» Problem requirements
Go through the records and copy each line where the string "more" occurs.

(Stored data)

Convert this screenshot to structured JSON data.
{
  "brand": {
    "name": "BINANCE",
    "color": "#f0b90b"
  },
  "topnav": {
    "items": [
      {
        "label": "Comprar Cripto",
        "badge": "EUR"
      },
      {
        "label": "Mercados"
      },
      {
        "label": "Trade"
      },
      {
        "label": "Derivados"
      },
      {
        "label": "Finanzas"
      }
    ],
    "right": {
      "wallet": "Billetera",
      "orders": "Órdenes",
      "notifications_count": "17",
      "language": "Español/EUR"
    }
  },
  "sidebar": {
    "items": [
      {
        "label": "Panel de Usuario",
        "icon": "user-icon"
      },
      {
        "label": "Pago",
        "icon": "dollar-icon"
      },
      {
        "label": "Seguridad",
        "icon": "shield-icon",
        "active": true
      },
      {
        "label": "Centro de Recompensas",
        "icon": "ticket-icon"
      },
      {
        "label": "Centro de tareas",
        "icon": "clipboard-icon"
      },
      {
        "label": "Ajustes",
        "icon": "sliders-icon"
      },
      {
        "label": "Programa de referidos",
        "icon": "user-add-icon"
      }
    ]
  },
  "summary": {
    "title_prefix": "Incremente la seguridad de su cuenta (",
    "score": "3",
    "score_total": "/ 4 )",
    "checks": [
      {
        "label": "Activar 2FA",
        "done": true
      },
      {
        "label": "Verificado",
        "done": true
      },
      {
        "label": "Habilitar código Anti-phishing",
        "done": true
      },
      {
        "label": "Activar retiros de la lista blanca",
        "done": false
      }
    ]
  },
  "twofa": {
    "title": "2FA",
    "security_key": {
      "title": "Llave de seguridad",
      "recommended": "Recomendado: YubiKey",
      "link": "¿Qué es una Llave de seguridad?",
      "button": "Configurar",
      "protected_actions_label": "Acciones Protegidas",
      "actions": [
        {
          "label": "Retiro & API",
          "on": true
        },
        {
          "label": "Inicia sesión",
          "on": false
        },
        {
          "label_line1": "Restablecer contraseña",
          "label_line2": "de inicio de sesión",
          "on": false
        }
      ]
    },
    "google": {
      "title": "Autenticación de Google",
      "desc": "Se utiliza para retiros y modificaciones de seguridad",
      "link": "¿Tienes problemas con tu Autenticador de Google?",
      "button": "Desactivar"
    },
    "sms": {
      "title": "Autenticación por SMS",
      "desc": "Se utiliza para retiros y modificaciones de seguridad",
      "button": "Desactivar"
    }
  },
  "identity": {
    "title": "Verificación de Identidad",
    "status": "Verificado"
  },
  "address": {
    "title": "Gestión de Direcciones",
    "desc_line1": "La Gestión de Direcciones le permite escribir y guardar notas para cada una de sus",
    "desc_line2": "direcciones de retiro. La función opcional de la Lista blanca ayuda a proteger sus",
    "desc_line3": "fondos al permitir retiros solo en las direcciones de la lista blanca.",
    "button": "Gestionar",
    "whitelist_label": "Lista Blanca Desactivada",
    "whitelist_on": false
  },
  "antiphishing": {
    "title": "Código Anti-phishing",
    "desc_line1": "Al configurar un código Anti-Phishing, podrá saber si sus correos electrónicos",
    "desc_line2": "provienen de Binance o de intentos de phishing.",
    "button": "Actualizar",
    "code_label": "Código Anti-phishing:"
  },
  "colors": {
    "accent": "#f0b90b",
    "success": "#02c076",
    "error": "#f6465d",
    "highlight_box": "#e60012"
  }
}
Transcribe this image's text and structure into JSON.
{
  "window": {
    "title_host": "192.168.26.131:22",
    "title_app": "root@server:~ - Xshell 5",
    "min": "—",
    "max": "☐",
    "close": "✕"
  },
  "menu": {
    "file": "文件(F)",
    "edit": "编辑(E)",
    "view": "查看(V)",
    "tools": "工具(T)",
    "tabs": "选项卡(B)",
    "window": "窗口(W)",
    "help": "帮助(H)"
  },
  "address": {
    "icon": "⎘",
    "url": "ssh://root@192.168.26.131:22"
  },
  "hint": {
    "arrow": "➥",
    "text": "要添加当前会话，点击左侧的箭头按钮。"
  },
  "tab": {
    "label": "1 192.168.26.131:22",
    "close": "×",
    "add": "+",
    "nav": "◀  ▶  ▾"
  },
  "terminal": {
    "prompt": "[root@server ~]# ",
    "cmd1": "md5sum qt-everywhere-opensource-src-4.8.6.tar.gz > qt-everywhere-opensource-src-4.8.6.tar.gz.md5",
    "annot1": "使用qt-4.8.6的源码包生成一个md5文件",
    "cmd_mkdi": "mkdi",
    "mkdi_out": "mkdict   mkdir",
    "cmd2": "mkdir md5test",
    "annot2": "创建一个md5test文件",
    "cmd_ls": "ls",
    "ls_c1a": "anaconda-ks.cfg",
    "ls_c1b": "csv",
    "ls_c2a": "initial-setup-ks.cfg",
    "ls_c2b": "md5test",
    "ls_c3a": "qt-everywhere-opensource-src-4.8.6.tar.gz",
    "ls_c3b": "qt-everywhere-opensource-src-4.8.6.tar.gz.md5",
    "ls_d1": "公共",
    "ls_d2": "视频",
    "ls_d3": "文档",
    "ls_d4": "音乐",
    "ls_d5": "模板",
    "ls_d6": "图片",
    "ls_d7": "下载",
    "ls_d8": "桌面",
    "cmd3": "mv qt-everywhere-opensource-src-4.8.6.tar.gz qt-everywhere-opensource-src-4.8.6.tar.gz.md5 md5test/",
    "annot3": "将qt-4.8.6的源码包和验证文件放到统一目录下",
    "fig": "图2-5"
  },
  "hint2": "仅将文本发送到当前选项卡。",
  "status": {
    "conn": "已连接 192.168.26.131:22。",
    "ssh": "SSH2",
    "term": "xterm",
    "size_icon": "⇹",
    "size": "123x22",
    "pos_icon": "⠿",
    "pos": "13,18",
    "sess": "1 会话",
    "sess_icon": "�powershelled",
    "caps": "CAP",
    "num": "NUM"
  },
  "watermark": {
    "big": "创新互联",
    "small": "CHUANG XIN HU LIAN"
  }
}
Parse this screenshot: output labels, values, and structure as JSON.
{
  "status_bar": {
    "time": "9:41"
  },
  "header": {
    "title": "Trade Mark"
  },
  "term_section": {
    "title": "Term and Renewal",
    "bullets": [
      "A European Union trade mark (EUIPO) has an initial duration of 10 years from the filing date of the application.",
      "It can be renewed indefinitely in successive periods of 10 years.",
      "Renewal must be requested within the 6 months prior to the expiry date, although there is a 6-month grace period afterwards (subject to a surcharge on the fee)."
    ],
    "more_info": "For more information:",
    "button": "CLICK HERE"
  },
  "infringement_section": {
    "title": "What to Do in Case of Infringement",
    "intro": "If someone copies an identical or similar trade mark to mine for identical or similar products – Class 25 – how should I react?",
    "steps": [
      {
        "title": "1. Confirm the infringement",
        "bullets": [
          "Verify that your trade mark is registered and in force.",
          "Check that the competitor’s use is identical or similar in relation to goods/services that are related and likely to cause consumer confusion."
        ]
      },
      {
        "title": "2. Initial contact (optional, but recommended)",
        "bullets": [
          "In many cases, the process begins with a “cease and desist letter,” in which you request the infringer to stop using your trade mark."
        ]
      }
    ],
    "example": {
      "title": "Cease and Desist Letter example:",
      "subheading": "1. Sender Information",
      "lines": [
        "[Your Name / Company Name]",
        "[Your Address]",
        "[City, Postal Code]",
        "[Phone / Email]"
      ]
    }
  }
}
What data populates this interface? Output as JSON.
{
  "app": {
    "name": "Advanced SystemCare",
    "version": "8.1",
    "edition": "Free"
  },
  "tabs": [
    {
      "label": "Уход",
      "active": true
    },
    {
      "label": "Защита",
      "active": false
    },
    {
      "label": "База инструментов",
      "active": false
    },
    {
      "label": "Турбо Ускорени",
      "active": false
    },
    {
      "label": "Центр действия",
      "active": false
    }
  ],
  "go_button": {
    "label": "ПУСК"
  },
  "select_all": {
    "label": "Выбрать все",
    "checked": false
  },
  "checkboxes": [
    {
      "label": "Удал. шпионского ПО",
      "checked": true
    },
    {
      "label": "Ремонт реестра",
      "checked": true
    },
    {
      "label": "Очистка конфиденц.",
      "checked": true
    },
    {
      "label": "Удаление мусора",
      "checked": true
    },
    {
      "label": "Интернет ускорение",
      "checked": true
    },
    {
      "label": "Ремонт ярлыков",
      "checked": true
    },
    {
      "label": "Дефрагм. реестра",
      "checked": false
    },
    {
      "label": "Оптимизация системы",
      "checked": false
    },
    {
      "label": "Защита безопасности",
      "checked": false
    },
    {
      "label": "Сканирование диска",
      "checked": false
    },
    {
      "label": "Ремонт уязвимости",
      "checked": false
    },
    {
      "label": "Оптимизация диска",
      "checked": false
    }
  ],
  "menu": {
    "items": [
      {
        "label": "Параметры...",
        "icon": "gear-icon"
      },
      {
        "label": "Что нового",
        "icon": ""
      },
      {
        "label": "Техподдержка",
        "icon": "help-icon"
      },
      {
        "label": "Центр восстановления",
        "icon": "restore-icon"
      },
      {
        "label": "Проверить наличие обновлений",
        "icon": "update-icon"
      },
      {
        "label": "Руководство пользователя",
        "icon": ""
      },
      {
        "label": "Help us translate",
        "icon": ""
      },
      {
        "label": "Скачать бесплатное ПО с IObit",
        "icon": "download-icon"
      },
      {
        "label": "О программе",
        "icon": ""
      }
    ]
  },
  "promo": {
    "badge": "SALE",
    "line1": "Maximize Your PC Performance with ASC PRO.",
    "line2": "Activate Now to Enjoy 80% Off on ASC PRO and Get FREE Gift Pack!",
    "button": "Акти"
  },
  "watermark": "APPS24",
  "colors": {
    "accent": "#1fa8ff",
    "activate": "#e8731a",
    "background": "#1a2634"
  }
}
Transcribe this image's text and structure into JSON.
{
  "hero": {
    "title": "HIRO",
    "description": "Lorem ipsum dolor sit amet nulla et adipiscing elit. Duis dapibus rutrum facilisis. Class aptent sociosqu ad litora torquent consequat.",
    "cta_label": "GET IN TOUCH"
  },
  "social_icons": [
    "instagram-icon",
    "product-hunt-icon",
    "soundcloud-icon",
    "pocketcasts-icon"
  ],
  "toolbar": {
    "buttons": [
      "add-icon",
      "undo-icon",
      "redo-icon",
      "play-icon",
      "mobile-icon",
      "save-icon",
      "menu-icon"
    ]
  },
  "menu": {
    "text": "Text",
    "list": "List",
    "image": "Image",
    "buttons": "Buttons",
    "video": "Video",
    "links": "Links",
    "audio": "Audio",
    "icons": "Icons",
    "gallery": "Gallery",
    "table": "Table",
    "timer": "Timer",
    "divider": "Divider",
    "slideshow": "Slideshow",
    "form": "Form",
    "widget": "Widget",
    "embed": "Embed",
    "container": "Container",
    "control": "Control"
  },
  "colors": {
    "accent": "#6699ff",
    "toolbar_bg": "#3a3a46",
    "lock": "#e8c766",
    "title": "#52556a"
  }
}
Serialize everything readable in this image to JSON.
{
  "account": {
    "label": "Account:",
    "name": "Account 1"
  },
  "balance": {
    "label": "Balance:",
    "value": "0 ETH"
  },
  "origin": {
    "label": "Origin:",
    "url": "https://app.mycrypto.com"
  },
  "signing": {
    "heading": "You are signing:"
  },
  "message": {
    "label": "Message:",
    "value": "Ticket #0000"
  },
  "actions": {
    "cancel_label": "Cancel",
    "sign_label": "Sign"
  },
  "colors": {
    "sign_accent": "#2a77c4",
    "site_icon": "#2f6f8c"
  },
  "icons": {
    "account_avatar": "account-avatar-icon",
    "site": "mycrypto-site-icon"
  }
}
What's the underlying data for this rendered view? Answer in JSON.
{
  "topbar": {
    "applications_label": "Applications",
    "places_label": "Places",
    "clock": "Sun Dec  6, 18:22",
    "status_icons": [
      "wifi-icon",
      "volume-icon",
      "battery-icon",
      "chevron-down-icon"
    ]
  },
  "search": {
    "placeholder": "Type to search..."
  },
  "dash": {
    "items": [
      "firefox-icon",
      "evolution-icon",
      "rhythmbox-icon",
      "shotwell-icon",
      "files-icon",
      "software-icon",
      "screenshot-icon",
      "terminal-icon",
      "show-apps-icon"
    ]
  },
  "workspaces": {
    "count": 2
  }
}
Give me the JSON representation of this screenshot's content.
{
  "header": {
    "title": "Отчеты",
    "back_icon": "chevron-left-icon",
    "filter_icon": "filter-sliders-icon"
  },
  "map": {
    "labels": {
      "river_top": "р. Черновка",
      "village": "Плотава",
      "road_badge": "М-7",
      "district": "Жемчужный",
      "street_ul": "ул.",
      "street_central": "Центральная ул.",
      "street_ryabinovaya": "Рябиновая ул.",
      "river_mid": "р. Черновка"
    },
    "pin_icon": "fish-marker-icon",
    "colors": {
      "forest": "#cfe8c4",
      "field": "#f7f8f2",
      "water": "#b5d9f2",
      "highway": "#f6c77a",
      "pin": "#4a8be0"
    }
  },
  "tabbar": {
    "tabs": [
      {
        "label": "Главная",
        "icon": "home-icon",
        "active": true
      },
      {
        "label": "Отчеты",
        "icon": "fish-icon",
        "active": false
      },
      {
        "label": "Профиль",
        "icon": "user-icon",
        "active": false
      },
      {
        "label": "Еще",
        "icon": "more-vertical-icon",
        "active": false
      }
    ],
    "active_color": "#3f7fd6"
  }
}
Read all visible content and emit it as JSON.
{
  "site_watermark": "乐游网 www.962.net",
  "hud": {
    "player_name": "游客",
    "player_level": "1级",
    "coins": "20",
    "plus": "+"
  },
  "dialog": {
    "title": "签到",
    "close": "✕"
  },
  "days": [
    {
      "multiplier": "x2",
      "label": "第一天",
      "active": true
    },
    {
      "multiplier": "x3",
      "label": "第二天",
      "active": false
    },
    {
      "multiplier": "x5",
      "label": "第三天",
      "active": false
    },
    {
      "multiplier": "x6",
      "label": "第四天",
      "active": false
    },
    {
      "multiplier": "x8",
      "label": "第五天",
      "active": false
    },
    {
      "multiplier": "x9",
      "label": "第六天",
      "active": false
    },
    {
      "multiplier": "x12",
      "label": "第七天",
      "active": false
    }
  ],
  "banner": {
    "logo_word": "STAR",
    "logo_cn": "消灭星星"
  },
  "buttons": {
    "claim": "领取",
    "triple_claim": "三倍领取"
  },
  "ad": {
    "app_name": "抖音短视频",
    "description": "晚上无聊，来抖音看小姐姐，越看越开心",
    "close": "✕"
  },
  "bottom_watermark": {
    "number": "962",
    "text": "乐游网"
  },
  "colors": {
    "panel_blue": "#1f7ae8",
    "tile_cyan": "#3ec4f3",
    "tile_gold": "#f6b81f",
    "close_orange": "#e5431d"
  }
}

» Answer to this task
    "more_info": "For more information:",
        "icon": "more-vertical-icon",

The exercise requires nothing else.